* Task item
Could you repeat word for word only the lines from the one containing "Enumerate this screenshot's" to the last line of the data below?

* Provided data
-=-=-=-=-

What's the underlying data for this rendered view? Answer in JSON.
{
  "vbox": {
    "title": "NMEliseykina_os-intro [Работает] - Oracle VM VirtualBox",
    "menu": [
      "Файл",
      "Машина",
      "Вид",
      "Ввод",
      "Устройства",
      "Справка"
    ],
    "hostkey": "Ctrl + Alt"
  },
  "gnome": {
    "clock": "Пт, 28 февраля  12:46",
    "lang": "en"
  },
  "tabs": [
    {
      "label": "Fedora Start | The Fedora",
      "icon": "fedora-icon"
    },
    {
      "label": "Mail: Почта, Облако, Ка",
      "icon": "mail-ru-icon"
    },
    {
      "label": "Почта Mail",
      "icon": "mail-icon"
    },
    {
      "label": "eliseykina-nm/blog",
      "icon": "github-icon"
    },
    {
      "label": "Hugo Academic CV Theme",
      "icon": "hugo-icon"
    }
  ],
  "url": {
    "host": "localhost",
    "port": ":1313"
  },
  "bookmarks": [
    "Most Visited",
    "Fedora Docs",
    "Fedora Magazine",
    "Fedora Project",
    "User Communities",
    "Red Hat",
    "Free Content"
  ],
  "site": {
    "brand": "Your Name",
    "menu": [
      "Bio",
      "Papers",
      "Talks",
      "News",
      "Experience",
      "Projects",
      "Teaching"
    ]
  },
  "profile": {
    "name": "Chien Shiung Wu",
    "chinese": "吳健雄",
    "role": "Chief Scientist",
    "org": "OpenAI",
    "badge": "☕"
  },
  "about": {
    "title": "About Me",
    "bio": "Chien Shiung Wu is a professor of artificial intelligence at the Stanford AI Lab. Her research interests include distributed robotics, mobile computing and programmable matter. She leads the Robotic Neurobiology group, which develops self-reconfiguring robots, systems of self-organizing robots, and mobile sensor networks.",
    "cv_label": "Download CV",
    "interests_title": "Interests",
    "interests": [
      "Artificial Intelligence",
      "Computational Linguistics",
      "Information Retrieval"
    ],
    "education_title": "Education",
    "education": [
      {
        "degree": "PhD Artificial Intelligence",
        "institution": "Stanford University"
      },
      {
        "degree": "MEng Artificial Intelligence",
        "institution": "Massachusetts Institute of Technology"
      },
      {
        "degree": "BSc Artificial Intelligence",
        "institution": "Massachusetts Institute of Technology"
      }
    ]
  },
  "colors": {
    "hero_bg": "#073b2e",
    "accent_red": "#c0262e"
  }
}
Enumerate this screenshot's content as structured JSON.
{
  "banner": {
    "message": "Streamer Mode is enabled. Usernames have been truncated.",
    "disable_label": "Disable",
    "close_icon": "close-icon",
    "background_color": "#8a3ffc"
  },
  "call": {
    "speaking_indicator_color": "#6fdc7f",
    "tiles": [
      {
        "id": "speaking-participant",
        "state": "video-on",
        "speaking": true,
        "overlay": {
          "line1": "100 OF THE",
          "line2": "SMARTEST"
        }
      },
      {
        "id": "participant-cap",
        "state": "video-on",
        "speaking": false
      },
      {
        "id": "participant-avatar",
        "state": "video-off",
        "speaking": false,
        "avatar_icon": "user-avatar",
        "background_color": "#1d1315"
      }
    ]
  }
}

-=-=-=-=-

* Written response
Enumerate this screenshot's content as structured JSON.
{
  "banner": {
    "message": "Streamer Mode is enabled. Usernames have been truncated.",
    "disable_label": "Disable",
    "close_icon": "close-icon",
    "background_color": "#8a3ffc"
  },
  "call": {
    "speaking_indicator_color": "#6fdc7f",
    "tiles": [
      {
        "id": "speaking-participant",
        "state": "video-on",
        "speaking": true,
        "overlay": {
          "line1": "100 OF THE",
          "line2": "SMARTEST"
        }
      },
      {
        "id": "participant-cap",
        "state": "video-on",
        "speaking": false
      },
      {
        "id": "participant-avatar",
        "state": "video-off",
        "speaking": false,
        "avatar_icon": "user-avatar",
        "background_color": "#1d1315"
      }
    ]
  }
}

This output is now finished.